Wednesday, October 19, 2016

US Team Make Breakthrough in Ethanol Production from Waste Carbon Dioxide

Generation of Possible Future Fuel from Atmosphere Degenerative Gas
Shipping News Feature
US – The US Government's Department of Energy’s Oak Ridge National Laboratory has made an unexpected breakthrough in converting the greenhouse gas Carbon Dioxide (CO2) into ethanol, a substance that is undergoing multiple reviews and testing as a potential supplement to, or even replacement for, fossil fuels. Conducting an experiment in converting waste emission into fuel, the scientists at Oak Ridge found that making the conversion is much easier and cheaper than they had originally believed possible.

“We discovered somewhat by accident that this material worked,” said ORNL’s Adam Rondinone, lead author of the team’s study published in ChemistrySelect. “We were trying to study the first step of a proposed reaction when we realized that the catalyst was doing the entire reaction on its own.”

“We’re taking carbon dioxide, a waste product of combustion, and we’re pushing that combustion reaction backwards with very high selectivity to a useful fuel. Ethanol was a surprise, it’s extremely difficult to go straight from carbon dioxide to ethanol with a single catalyst.”

A video of the work at Oak Ridge is viewable here and makes interesting watching with a detailed explanation of the nano technology involved in the process. The use of ethanol as a fuel is long established, with Brazil long regulating that vehicles in the country must run on an ethanol-petroleum mixed fuel, and a number of studies being undertaken to examine the use of ethanol as a fuel for freight transportation. A 1996 study found that though trucks converted to run on E95 fuel (95% ethanol, 5% petrol) ran with an 8% degradation in fuel economy they emitted much reduced Nitrogen Oxide and particulate matter pollution, the elements that contribute primarily to pollution related disease and deaths in major cities. The key issue identified at that time was the relative cost of ethanol versus petroleum products.
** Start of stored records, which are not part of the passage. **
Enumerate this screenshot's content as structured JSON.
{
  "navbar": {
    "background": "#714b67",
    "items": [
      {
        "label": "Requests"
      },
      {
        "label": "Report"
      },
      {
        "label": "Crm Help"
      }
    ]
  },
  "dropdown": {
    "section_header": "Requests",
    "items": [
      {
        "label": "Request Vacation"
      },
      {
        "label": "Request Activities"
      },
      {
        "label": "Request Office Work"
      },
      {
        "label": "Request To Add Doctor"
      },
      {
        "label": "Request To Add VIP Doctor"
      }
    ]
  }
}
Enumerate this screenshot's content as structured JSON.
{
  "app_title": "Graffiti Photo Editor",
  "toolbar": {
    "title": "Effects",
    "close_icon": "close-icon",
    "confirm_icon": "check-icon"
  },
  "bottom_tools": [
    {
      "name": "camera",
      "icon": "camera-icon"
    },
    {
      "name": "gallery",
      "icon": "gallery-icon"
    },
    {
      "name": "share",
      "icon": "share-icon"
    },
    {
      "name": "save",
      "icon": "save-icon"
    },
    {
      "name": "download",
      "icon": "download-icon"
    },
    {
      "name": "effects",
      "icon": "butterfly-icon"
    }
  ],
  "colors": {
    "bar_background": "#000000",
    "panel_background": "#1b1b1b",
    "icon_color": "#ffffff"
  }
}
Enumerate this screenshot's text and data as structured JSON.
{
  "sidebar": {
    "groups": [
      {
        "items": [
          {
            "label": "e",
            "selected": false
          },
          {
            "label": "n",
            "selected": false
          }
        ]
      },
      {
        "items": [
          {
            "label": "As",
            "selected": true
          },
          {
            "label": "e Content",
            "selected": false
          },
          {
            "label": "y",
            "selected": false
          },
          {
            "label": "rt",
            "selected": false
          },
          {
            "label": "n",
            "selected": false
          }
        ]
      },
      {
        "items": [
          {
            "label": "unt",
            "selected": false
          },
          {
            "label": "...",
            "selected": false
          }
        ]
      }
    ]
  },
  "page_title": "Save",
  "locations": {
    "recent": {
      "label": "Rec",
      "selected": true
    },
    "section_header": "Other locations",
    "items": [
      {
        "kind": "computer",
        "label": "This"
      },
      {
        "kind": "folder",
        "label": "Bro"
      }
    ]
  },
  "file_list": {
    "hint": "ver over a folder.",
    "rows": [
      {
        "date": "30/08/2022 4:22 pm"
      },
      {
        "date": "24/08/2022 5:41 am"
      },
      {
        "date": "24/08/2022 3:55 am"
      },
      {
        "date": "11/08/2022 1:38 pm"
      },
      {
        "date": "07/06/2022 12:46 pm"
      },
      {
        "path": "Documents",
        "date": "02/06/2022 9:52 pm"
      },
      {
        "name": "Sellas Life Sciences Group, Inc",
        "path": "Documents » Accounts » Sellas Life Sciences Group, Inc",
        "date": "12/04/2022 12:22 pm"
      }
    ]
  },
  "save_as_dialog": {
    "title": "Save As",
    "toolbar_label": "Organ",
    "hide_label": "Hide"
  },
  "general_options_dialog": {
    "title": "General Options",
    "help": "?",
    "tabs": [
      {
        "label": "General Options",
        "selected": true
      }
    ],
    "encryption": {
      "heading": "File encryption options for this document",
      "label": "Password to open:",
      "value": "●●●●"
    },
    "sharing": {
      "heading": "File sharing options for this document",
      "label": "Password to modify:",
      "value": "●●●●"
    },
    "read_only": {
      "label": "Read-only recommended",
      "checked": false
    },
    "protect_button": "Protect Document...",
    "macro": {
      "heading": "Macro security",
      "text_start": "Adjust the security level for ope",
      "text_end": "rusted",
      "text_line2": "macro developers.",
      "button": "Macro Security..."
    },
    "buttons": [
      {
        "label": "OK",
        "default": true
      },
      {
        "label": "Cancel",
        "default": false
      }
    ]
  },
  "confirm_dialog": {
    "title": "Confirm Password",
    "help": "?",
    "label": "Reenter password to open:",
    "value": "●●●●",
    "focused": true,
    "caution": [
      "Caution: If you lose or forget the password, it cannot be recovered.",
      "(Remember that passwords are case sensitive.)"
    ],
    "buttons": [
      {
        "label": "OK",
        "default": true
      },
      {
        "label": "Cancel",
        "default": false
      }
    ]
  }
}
Additionally, the use of biofuels has caused some other concerns in its production methods. To now the main production method has been to grow certain crops (sugar cane and corn are current favourites) and then ferment them to produce ethanol. This has led to concerns that widespread use of ethanol as fuel could lead to starvation in the developing world as valuable farm lands are used to grow ethanol crops for the developed worlds fuel need at the expense of people living in these regions.

The Oak Ridge team's finding is of particular interest as they propose that their method can produce ethanol from atmospheric carbon dioxide (a primary cause of global warming) and renewable energy sources. One of the issues with renewable energy sources such as solar and wind generation is the 'feast-or-famine' nature of its power generation. Rondinone envisages that: “A process like this would allow you to consume extra electricity when it’s available to make and store as ethanol. This could help to balance a grid supplied by intermittent renewable sources.”

The revolutionary discovery may even boost other technologies still evolving. In June Nissan announced it was developing an e-Bio-Fuel-Cell, a solid oxide fuel cell (SOFC), something normally associated with hydrogen power and the billions of dollars of infrastructure required to promulgate hydrogen powered vehicles. Using CO2 generated ethanol, by a strange twist mixing this with water it may just be possible to feed the liquid into the vehicle mounted converter which divides it into pure hydrogen and ironically back to carbon dioxide. The hydrogen is fed into the solid-oxide fuel cell, which generates electricity to power the electric vehicle, which is also equipped with a battery and the ability to store regenerated energy.

Nissan is currently focusing on that Brazilian market as the country already relies so heavily on ethanol powered vehicles and the fuel is freely available at sites right across the country. The Japanese manufacturer expects to have a commercial product by 2020 and the news that the controversial use of organic matter to produce the fuel may be a thing of the past will doubtless mean a boost for the project and associated technology.